One of the features of RDP, is that a connection also triggers the automatic installation of a printer driver, enabling users to print documents remotely. In this instance, the RDP connection used a Russian-language printer driver that was likely to be a rogue connection. Ten days after the RDP connection was made, Ryuk was triggered.

Neuways advises businesses to ensure security measures are in place to avoid any unlicensed software interrupting their networks. Some of the crucial security policies that should be put in place include:

  1. Enabling multifactor authentication (MFA), where possible, for anyone required to access internal networks, including external collaborators and partners
  2. Have a strong, password policy in place for everyone required to access internal networks
  3. Review and install security software on all computers
  4. Limit the use of admin accounts by different users as this encourages credential-sharing that can introduce many other security vulnerabilities

Major U.S. Pipeline Crippled in Ransomware Attack

And finally, a ransomware attack has devastated pipeline activities for the Colonial Pipeline Co., which supplies the East Coast of the United States of America, with roughly 45 percent of its liquid fuels. This huge attack shows the devastating effects ransomware can cause on a large scale.

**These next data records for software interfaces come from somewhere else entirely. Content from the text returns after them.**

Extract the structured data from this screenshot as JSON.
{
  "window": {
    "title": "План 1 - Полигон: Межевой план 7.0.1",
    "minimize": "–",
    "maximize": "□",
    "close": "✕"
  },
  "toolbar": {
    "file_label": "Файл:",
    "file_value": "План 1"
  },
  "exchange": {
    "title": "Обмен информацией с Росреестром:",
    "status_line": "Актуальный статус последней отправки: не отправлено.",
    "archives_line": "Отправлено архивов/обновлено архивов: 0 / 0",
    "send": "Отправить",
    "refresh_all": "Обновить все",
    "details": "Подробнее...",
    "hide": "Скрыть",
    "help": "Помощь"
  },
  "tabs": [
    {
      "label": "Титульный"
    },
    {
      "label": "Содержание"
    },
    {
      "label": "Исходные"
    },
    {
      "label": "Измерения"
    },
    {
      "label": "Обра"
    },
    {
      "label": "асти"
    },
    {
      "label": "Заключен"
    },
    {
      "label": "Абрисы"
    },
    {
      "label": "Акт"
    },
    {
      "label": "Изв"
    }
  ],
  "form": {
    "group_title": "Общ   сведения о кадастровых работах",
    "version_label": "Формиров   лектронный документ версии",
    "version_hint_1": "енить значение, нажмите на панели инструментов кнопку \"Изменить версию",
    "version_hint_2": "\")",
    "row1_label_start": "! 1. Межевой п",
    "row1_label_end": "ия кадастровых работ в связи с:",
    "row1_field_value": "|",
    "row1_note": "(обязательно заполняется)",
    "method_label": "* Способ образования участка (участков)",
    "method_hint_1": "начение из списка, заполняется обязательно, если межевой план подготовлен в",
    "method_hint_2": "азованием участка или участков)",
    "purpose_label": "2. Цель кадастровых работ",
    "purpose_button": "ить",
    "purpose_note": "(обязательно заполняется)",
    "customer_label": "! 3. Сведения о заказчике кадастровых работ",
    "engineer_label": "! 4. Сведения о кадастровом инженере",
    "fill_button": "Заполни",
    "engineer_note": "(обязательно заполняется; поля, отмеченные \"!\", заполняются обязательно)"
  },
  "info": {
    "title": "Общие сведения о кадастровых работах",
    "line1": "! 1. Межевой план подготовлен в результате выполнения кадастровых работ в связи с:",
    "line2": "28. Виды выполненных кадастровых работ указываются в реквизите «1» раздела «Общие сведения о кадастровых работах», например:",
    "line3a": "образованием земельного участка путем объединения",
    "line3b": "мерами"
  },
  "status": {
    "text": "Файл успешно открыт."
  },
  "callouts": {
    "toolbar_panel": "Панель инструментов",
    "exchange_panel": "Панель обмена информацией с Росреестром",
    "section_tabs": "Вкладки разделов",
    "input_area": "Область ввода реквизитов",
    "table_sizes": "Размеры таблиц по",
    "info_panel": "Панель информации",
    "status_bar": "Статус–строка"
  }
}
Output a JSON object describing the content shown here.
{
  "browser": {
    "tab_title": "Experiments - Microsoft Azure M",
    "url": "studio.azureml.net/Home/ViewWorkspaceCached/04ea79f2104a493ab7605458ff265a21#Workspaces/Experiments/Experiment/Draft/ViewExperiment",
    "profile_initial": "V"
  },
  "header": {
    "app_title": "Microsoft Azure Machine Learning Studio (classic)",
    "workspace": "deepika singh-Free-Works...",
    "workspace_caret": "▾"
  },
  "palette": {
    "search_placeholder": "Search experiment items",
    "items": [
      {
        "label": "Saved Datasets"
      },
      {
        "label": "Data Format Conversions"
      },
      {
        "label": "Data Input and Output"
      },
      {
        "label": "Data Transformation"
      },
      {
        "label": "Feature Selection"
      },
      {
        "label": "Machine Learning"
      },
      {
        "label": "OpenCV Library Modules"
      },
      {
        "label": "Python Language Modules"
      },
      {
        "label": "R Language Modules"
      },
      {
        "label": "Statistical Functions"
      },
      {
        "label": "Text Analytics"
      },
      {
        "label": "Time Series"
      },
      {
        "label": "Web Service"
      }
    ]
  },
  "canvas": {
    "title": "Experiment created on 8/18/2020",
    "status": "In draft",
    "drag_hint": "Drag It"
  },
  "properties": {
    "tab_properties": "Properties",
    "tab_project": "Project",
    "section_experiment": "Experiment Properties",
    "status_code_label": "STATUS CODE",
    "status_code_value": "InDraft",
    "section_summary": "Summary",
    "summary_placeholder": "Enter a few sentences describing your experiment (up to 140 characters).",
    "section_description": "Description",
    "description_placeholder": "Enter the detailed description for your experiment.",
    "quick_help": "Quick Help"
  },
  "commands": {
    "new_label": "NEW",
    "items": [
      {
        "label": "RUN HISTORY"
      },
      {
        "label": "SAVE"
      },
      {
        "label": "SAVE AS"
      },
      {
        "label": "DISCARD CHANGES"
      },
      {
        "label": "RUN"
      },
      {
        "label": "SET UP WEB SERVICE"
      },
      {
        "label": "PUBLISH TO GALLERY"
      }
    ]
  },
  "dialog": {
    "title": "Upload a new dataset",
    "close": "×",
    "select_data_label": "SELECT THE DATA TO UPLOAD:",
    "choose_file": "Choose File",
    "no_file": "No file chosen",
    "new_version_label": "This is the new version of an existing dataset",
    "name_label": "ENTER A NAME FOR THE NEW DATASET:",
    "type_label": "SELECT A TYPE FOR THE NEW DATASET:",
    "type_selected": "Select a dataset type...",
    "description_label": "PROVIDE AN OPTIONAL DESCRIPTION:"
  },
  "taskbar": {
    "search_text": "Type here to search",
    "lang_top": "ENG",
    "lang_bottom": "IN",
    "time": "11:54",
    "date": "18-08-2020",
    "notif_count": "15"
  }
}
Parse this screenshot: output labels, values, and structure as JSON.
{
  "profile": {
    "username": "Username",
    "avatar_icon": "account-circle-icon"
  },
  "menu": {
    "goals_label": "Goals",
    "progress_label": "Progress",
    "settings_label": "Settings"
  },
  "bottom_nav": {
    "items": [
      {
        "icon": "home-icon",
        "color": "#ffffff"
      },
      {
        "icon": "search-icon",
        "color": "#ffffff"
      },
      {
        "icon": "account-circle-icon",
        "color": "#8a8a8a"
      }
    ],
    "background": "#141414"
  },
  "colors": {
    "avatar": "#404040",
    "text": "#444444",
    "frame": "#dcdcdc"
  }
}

On 7th May 2021, the company discovered it had been hit by a ransomware attack and as a precaution took key systems offline to avoid further infection. While this contained the threat, it halted all operations, including that of its IT systems, affecting SEVENTEEN of the country’s states in the process.

This latest ransomware attack comes amid a real surge in attacks on businesses, of all shapes and sizes, across a wealth of industries. In 2020 alone, the number of ransomware attacks grew by more than 150 percent, according to a Group-IB report. The scourge has also prompted coordinated global efforts to combat ransomware.

Last month, a coalition of 60 global entities, proposed a sweeping plan and a ransomware task force to hunt down and disrupt ransomware gangs by going after their financial operations. The UK is one of a number of nations that have increased their cyber security defence budget, to combat cyber threats that are bombarding the world at the moment.

As always, the advice from Neuways to businesses who are worried about ransomware attacks, is to plan and prepare for the worst. By implementing a Business Continuity & Disaster Recovery plan, companies can protect themselves in the event of the worst case scenario. Detailed backups will allow businesses to get back to work with as little downtime being incurred as possible – saving them time, money and, in some cases, their livelihood.

Call the business technology experts at Neuways on 01283 753333 or email hello@neuways.com to discuss your business’ options, today.

If you are concerned about any cyber security issues within your business, contact us today on 01283 753 333 or email hello@neuways.com.